= Requirement =
Below are some records. Copy every line in them that holds "Output".

= Data provided =

┄┄┄┄┄┄┄┄┄┄┄┄┄┄┄┄┄┄┄┄

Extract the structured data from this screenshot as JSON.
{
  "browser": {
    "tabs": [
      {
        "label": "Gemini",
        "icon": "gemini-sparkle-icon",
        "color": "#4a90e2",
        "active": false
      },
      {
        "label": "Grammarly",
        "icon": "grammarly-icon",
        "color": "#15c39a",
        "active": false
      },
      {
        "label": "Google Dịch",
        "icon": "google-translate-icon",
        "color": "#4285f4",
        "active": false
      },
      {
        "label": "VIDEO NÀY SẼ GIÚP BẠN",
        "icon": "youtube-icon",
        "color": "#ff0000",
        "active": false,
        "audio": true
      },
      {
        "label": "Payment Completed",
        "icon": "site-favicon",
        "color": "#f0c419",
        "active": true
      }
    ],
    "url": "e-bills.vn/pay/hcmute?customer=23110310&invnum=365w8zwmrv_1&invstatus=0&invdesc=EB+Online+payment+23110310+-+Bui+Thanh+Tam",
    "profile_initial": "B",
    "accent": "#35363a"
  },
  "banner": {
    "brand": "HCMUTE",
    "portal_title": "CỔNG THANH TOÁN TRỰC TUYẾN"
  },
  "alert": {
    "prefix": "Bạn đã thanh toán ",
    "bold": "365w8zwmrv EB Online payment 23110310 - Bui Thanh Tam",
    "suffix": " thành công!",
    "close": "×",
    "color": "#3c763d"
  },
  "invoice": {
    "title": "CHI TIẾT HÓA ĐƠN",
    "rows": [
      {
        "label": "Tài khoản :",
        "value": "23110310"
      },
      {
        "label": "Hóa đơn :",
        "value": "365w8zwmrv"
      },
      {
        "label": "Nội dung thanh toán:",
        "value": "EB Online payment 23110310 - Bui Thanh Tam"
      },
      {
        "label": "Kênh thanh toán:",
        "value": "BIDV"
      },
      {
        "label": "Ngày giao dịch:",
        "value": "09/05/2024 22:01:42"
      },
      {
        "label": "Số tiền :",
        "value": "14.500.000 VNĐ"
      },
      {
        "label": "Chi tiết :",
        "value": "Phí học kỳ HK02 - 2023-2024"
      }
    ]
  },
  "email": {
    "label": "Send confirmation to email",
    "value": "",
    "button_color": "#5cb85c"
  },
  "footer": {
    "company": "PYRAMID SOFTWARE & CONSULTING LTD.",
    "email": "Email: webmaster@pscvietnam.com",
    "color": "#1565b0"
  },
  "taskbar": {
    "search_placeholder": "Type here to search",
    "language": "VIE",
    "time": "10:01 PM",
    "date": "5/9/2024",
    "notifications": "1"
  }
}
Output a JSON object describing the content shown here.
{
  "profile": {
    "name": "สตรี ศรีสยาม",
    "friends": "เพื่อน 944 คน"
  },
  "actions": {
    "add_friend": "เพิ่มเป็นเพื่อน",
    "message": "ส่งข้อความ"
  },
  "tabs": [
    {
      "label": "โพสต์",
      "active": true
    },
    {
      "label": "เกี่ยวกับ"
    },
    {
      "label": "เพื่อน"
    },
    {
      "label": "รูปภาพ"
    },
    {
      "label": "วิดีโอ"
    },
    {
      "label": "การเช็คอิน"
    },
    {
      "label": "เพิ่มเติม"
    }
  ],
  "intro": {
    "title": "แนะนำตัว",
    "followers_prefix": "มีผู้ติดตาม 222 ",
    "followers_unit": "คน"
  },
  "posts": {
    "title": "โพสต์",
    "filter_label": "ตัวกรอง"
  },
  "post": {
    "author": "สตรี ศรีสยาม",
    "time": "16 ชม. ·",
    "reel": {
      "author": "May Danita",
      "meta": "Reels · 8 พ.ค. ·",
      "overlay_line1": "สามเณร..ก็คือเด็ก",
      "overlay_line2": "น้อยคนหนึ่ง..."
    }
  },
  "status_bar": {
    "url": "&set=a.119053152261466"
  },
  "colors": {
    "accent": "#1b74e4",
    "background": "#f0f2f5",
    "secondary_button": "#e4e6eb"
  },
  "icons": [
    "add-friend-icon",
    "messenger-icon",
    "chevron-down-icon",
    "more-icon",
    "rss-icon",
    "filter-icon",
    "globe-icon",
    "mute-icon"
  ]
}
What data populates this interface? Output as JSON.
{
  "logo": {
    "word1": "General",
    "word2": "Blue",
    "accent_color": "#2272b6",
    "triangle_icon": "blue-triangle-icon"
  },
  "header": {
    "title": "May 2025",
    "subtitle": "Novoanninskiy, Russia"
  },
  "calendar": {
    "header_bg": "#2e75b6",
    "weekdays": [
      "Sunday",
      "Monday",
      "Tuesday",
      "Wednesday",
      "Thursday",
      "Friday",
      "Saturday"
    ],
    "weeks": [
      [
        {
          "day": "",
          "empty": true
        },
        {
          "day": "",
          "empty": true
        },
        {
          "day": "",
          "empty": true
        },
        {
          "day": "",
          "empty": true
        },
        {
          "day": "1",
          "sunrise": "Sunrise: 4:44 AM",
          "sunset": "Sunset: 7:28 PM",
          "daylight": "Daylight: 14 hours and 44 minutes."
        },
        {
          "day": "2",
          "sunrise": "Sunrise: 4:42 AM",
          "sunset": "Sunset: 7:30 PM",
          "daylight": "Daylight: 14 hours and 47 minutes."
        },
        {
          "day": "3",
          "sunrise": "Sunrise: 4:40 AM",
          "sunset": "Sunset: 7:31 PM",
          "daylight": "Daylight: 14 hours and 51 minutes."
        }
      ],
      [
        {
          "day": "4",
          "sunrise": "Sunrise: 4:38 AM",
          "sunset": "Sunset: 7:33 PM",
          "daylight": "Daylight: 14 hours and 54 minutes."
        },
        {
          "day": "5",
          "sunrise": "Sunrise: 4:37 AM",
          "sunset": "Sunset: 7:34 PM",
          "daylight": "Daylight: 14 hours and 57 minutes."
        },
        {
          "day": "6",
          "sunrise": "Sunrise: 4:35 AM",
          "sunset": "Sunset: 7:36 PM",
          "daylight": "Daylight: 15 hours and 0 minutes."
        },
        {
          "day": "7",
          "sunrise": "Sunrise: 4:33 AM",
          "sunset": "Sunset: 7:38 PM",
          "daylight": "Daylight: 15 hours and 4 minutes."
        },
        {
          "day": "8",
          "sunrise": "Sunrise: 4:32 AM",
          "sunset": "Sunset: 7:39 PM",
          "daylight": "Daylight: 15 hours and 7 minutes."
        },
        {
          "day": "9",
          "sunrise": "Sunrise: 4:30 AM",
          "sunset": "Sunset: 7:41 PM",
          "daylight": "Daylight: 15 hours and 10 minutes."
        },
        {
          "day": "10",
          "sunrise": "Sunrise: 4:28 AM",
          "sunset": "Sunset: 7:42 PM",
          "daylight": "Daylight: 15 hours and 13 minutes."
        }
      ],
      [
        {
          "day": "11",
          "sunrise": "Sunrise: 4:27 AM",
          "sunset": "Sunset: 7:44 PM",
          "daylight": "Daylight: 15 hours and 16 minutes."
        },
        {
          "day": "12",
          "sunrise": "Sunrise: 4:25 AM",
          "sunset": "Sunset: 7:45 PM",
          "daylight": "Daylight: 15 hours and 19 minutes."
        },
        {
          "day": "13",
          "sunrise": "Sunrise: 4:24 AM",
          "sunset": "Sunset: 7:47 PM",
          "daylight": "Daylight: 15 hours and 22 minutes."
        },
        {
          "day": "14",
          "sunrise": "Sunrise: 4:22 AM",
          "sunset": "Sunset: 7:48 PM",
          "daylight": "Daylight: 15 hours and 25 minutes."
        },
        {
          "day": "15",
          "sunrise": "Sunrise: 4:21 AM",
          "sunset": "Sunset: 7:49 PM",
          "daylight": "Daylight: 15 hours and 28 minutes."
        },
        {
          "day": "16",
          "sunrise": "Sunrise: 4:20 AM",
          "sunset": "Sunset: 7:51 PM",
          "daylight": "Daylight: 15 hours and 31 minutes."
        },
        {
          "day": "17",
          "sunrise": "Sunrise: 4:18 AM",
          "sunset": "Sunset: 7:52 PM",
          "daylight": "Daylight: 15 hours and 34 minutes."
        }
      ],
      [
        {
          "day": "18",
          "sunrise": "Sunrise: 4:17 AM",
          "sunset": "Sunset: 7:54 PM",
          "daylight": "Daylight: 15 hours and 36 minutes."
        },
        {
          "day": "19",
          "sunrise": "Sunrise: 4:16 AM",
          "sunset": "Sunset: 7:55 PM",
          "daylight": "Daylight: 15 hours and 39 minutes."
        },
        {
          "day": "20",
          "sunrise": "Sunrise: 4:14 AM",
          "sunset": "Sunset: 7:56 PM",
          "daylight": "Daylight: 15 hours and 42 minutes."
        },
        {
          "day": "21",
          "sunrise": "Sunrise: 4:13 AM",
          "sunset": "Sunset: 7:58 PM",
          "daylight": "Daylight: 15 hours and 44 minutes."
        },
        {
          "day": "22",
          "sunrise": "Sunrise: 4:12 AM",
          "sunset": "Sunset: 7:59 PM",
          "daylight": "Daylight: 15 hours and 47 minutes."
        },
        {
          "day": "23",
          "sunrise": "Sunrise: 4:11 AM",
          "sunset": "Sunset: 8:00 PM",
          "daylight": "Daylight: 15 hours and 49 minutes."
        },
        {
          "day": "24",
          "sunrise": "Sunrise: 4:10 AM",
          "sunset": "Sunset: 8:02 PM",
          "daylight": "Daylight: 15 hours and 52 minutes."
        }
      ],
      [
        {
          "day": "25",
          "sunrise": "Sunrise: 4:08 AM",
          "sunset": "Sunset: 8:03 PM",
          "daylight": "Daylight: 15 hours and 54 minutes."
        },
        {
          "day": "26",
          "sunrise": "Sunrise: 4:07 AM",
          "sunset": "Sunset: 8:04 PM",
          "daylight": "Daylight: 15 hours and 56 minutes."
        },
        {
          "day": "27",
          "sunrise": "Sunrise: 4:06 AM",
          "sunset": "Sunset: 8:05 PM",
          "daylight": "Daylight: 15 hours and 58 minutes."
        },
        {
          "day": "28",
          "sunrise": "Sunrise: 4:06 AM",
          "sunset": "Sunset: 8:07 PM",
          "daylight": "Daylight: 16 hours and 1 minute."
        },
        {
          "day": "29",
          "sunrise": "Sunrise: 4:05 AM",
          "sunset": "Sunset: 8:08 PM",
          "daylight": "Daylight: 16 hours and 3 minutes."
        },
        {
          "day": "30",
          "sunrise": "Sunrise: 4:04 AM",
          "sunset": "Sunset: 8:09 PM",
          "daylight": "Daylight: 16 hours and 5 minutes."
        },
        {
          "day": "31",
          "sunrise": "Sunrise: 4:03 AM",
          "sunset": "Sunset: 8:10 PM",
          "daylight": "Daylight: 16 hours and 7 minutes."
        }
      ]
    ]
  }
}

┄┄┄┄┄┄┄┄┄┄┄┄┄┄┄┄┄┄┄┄

= Task response =
Output a JSON object describing the content shown here.
What data populates this interface? Output as JSON.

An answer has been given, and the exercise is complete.